defendant calculated the to Chase had been executed and delivered, amount which would be due on the basis of and for the fraudulent purpose of causing the original purchase price, after deducting the defendant to believe that no claim for therefrom the expense incurred by defend- abatement in price would be further made, ant on account of the default of plaintiff. and defendant did so believe, and would not The option was given, and at the same time otherwise have conveyed said properties. an obligation was given plaintiff to allow Each of these pleas are made applicable him the net income from said properties, if to the second and third additional counts. the plaintiff should exercise said option, The plaintiff interposed motions to strike which defendant did.
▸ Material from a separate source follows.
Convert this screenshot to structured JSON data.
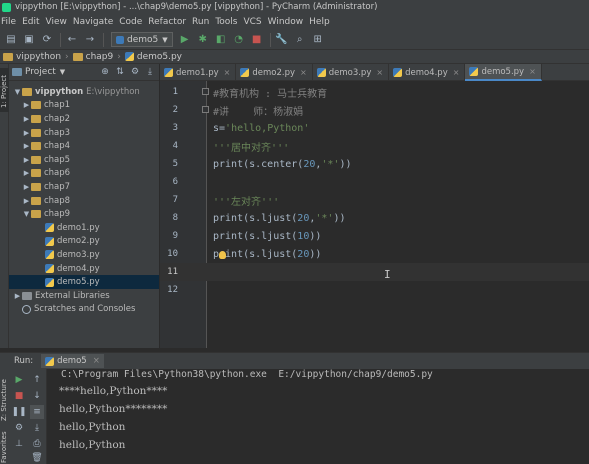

Prior to giving said and demurrers to each of the seven pleas. option plaintiff had been allowed by the The several counts to which these pleas defendant to market 21 carloads of fruit were interposed are in substance as follows: from said property; that plaintiff knew de- “The first count in effect charges that the fendant would not take less than the price defendant, in consideration of the plaintiff fixed for said properties in said option, relinquishing any claim he might have unwhich price was fixed as heretofore stated, der a contract to purchase the properties, and that the area of said properties was not executed an option to him, his heirs and asmaterial, and that said price was fixed with signs, to purchase the properties covered by reference to the whole, and in no sense with the contract of sale at a price stated within reference to any unit or portion thereof; a stated time; that within the life of the that in March, 1923, the plaintiff advised option the plaintiff assigned it to a certain